Knute Rockne buys a magazine from a boy.
Knute Rockne buying a copy of Collier’s, for which he wrote a series of articles in 1930.

Still, the nickname “Fighting Irish” was embraced by some and opposed by others by the time de Valera visited Fenway and Notre Dame. In a 1919 Scholastic issue, a letter appeared from an alumnus who criticized the nickname because many players were not of Irish descent. Others rushed to defend the phrase, with one alum writing, “You don’t have to be from Ireland to be Irish!”

In the early 1920s, the press began to pick up the “Fighting Irish” nickname to characterize the never-say-die spirit of Rockne’s teams. One of Rockne’s former press agents, Francis Wallace, popularized the term when he became a columnist for the New York Daily News.

A little-known event occurring in 1924 may have inadvertently contributed to Fighting Irish lore. In a recent book, alumnus Todd Tucker describes how Notre Dame students violently clashed with the anti-Catholic Ku Klux Klan in that year. A weekend of riots drove the Klan out of South Bend and helped bring an end to its rising power in Indiana at a time when the state’s governor was among its members.

Finally in 1927, university president Rev. Matthew Walsh, C.S.C., decided that the “Fighting Irish” was preferable to the school’s more derisive nicknames. He said in a statement, “The university authorities are in no way averse to the name ‘Fighting Irish’ as applied to our athletic teams… I sincerely hope that we may always be worthy of the ideal embodied in the term ‘Fighting Irish.’”

Today, Notre Dame has the Keough-Naughton Institute for Irish Studies, with distinguished scholars of Irish language, literature, history and society. Notre Dame has an international study program in Ireland, and the campus is the largest center for the study of the Irish language outside Dublin. Above all, Notre Dame was shaped, and is still influenced, by the resiliency and deep thirst for learning of the Irish people.

That ideal was eloquently described by Ireland’s President Mary McAleese at Notre Dame’s Commencement in 2006:

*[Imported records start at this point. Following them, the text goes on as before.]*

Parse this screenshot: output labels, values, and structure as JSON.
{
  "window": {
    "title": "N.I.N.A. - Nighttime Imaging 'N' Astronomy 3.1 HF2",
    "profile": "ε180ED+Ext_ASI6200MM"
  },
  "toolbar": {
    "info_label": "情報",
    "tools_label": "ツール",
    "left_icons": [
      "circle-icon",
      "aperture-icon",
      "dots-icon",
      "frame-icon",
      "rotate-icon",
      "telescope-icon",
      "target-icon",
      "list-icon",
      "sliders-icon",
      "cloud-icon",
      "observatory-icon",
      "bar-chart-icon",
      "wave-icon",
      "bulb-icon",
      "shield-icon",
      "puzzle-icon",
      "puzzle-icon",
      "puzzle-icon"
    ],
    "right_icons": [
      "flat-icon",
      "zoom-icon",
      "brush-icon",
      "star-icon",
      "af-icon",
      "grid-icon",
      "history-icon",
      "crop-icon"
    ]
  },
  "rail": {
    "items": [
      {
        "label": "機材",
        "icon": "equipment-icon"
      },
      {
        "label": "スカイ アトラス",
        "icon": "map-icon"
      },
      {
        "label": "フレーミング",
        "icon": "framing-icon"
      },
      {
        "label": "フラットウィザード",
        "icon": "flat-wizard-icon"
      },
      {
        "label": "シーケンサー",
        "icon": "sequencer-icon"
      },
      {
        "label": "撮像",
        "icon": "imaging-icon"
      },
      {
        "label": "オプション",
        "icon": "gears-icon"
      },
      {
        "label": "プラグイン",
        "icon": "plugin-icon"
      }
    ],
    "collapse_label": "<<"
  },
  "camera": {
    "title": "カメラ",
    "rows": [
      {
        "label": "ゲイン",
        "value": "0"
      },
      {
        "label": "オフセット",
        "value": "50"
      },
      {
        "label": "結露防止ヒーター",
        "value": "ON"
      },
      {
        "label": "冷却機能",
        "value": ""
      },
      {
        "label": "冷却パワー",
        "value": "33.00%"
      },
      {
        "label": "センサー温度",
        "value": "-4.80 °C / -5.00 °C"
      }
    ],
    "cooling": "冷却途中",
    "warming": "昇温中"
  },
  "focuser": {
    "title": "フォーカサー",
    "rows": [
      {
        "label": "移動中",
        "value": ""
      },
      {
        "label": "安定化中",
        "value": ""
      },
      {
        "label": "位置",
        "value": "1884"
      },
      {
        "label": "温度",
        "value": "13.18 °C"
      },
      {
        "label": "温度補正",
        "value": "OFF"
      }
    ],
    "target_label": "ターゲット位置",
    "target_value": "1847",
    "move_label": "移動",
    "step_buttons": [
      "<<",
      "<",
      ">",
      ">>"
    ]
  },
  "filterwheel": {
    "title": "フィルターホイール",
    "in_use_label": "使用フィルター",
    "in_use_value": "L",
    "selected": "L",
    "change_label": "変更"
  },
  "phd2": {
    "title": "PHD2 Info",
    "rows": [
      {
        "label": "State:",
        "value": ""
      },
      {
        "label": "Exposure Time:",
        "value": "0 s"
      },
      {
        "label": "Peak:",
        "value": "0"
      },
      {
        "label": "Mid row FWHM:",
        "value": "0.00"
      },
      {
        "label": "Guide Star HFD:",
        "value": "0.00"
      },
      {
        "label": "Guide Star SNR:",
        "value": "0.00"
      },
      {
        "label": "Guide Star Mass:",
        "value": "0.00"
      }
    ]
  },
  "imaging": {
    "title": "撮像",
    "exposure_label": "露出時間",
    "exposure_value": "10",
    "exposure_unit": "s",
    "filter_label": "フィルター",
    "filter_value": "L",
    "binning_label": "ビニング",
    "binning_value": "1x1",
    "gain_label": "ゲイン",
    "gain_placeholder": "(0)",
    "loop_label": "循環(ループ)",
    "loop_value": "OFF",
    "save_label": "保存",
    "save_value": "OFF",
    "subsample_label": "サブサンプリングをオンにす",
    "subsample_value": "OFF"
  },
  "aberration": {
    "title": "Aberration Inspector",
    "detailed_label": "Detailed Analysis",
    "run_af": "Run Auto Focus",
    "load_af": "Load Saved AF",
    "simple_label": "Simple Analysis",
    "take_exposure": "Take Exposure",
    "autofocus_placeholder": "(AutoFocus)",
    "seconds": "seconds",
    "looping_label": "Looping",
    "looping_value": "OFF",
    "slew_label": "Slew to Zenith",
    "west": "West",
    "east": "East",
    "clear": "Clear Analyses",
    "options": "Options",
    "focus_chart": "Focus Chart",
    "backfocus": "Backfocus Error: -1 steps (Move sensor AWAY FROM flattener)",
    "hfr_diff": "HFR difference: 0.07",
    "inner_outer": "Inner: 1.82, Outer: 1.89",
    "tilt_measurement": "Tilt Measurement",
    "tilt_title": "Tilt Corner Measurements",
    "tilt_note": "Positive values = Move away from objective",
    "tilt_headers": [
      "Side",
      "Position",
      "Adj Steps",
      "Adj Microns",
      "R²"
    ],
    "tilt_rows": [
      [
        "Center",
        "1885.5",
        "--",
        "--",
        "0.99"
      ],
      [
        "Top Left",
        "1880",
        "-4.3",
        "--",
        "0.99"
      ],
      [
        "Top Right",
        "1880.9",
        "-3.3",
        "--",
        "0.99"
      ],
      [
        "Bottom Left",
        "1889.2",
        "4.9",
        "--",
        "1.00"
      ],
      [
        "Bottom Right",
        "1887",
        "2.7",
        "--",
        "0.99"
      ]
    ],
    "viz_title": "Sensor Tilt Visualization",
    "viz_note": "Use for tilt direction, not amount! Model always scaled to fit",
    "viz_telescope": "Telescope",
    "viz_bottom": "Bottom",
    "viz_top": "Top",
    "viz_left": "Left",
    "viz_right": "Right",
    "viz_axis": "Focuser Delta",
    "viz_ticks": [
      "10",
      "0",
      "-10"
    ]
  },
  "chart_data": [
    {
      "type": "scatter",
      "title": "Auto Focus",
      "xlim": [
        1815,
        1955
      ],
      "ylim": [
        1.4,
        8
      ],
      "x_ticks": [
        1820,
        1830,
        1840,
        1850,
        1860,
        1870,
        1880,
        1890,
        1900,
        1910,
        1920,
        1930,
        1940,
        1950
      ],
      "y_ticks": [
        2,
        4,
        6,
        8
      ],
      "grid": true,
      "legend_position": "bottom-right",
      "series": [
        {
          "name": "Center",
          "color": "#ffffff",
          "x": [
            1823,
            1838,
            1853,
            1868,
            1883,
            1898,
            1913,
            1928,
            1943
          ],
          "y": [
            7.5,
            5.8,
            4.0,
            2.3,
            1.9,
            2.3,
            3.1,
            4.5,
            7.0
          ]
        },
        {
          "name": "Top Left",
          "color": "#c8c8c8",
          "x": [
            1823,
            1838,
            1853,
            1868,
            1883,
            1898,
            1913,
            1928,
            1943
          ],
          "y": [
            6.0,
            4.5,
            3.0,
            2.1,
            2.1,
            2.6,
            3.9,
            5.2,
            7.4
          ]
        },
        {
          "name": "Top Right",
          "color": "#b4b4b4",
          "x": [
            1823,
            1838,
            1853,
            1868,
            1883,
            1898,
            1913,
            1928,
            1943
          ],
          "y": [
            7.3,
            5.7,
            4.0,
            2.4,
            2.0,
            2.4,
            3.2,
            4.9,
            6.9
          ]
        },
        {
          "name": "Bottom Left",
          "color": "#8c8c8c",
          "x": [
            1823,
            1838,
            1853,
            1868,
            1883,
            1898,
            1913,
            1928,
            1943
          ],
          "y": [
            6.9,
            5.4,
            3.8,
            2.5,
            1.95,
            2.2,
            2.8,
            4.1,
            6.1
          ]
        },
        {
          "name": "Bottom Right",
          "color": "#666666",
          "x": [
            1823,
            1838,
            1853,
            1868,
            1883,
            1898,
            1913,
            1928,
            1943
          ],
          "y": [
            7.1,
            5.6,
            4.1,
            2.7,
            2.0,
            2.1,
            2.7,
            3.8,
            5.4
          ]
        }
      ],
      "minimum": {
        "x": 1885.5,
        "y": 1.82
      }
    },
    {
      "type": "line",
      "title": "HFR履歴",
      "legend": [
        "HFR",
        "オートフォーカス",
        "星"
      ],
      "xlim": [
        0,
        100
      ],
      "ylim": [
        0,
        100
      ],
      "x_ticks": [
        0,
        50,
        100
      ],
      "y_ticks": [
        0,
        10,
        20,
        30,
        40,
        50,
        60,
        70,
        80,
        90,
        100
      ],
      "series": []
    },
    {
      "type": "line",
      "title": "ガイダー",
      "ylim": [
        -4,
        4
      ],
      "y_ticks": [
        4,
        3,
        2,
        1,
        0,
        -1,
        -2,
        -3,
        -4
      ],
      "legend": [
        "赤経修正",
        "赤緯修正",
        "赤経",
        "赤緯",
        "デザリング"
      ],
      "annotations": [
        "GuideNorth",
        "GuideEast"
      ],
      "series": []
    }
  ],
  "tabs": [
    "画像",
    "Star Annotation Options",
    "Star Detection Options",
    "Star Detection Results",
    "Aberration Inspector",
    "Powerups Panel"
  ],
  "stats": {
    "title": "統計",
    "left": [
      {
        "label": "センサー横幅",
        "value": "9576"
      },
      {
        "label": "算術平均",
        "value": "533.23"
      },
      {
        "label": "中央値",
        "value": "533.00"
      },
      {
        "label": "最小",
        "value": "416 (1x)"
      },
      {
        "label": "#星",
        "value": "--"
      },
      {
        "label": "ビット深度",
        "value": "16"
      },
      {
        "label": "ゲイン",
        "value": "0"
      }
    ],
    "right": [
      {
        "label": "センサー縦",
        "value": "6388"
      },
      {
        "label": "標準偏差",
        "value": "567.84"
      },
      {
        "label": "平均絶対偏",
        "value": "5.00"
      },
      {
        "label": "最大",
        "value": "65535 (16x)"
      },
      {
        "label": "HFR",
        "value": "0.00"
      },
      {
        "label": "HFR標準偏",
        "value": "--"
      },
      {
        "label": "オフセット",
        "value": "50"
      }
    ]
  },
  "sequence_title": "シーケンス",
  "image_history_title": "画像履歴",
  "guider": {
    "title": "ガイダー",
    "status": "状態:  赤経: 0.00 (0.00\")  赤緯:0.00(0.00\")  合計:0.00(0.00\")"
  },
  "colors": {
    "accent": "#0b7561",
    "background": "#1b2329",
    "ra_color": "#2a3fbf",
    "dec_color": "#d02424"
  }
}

"The language you use here, the ‘Fighting Irish’ … what we actually mean mostly when we talk about it is an indomitable spirit, a commitment, never tentative, always fully committed, to life itself … that's really the spirit of the Fighting Irish."